ASSIGNMENT:
An exact copy of every record is the required answer.

[Entries taken from a collection]
__________________________________________________
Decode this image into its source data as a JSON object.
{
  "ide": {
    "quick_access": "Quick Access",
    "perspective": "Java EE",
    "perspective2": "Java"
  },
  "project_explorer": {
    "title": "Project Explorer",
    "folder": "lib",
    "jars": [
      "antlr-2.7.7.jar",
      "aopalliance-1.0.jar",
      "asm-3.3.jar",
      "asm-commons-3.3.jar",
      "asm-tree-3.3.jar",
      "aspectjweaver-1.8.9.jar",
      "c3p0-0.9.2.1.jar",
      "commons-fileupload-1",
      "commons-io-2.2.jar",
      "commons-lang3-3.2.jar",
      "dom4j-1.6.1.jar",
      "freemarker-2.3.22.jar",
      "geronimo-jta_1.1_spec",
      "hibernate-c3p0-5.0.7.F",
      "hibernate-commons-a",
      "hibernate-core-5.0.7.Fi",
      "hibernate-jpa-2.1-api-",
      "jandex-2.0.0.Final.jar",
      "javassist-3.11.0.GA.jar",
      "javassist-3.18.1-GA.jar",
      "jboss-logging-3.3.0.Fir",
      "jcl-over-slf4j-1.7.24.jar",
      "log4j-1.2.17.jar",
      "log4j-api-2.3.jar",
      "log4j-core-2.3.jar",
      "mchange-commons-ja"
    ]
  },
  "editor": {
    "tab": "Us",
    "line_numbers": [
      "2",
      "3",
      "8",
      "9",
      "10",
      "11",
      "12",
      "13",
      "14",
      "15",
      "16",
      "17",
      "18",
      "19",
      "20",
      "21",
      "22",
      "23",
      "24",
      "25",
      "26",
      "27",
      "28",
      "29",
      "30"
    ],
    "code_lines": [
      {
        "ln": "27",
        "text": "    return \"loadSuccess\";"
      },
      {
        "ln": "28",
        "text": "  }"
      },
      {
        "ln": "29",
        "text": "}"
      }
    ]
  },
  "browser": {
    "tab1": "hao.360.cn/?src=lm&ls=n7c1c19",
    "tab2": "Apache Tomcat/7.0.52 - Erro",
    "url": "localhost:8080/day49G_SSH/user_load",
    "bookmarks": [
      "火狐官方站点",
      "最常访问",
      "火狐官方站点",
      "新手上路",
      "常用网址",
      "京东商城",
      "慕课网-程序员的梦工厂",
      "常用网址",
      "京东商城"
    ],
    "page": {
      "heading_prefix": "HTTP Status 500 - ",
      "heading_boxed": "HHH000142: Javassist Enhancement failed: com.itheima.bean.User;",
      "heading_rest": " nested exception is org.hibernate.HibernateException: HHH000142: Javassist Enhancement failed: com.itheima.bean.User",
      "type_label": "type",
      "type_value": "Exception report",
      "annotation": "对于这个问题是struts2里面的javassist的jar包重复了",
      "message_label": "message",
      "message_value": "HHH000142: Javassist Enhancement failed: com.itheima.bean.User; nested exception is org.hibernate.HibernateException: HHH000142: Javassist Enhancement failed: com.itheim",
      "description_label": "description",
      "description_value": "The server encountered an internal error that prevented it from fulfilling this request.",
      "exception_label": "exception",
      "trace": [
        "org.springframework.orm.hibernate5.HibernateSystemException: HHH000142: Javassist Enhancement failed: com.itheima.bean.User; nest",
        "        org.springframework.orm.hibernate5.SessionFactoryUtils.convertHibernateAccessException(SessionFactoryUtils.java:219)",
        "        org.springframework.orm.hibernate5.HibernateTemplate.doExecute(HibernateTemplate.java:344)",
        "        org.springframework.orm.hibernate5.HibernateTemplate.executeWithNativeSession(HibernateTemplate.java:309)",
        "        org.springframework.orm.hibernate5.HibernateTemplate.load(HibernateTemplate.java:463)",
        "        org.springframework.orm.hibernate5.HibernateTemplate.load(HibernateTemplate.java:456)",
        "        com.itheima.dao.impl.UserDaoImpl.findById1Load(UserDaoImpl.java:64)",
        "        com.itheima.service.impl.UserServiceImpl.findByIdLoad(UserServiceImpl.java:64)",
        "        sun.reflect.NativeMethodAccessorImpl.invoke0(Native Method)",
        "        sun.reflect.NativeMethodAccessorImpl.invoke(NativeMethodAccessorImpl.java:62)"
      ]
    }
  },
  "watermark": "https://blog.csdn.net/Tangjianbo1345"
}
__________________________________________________
EXERCISE SOLUTION:
Decode this image into its source data as a JSON object.
{
  "ide": {
    "quick_access": "Quick Access",
    "perspective": "Java EE",
    "perspective2": "Java"
  },
  "project_explorer": {
    "title": "Project Explorer",
    "folder": "lib",
    "jars": [
      "antlr-2.7.7.jar",
      "aopalliance-1.0.jar",
      "asm-3.3.jar",
      "asm-commons-3.3.jar",
      "asm-tree-3.3.jar",
      "aspectjweaver-1.8.9.jar",
      "c3p0-0.9.2.1.jar",
      "commons-fileupload-1",
      "commons-io-2.2.jar",
      "commons-lang3-3.2.jar",
      "dom4j-1.6.1.jar",
      "freemarker-2.3.22.jar",
      "geronimo-jta_1.1_spec",
      "hibernate-c3p0-5.0.7.F",
      "hibernate-commons-a",
      "hibernate-core-5.0.7.Fi",
      "hibernate-jpa-2.1-api-",
      "jandex-2.0.0.Final.jar",
      "javassist-3.11.0.GA.jar",
      "javassist-3.18.1-GA.jar",
      "jboss-logging-3.3.0.Fir",
      "jcl-over-slf4j-1.7.24.jar",
      "log4j-1.2.17.jar",
      "log4j-api-2.3.jar",
      "log4j-core-2.3.jar",
      "mchange-commons-ja"
    ]
  },
  "editor": {
    "tab": "Us",
    "line_numbers": [
      "2",
      "3",
      "8",
      "9",
      "10",
      "11",
      "12",
      "13",
      "14",
      "15",
      "16",
      "17",
      "18",
      "19",
      "20",
      "21",
      "22",
      "23",
      "24",
      "25",
      "26",
      "27",
      "28",
      "29",
      "30"
    ],
    "code_lines": [
      {
        "ln": "27",
        "text": "    return \"loadSuccess\";"
      },
      {
        "ln": "28",
        "text": "  }"
      },
      {
        "ln": "29",
        "text": "}"
      }
    ]
  },
  "browser": {
    "tab1": "hao.360.cn/?src=lm&ls=n7c1c19",
    "tab2": "Apache Tomcat/7.0.52 - Erro",
    "url": "localhost:8080/day49G_SSH/user_load",
    "bookmarks": [
      "火狐官方站点",
      "最常访问",
      "火狐官方站点",
      "新手上路",
      "常用网址",
      "京东商城",
      "慕课网-程序员的梦工厂",
      "常用网址",
      "京东商城"
    ],
    "page": {
      "heading_prefix": "HTTP Status 500 - ",
      "heading_boxed": "HHH000142: Javassist Enhancement failed: com.itheima.bean.User;",
      "heading_rest": " nested exception is org.hibernate.HibernateException: HHH000142: Javassist Enhancement failed: com.itheima.bean.User",
      "type_label": "type",
      "type_value": "Exception report",
      "annotation": "对于这个问题是struts2里面的javassist的jar包重复了",
      "message_label": "message",
      "message_value": "HHH000142: Javassist Enhancement failed: com.itheima.bean.User; nested exception is org.hibernate.HibernateException: HHH000142: Javassist Enhancement failed: com.itheim",
      "description_label": "description",
      "description_value": "The server encountered an internal error that prevented it from fulfilling this request.",
      "exception_label": "exception",
      "trace": [
        "org.springframework.orm.hibernate5.HibernateSystemException: HHH000142: Javassist Enhancement failed: com.itheima.bean.User; nest",
        "        org.springframework.orm.hibernate5.SessionFactoryUtils.convertHibernateAccessException(SessionFactoryUtils.java:219)",
        "        org.springframework.orm.hibernate5.HibernateTemplate.doExecute(HibernateTemplate.java:344)",
        "        org.springframework.orm.hibernate5.HibernateTemplate.executeWithNativeSession(HibernateTemplate.java:309)",
        "        org.springframework.orm.hibernate5.HibernateTemplate.load(HibernateTemplate.java:463)",
        "        org.springframework.orm.hibernate5.HibernateTemplate.load(HibernateTemplate.java:456)",
        "        com.itheima.dao.impl.UserDaoImpl.findById1Load(UserDaoImpl.java:64)",
        "        com.itheima.service.impl.UserServiceImpl.findByIdLoad(UserServiceImpl.java:64)",
        "        sun.reflect.NativeMethodAccessorImpl.invoke0(Native Method)",
        "        sun.reflect.NativeMethodAccessorImpl.invoke(NativeMethodAccessorImpl.java:62)"
      ]
    }
  },
  "watermark": "https://blog.csdn.net/Tangjianbo1345"
}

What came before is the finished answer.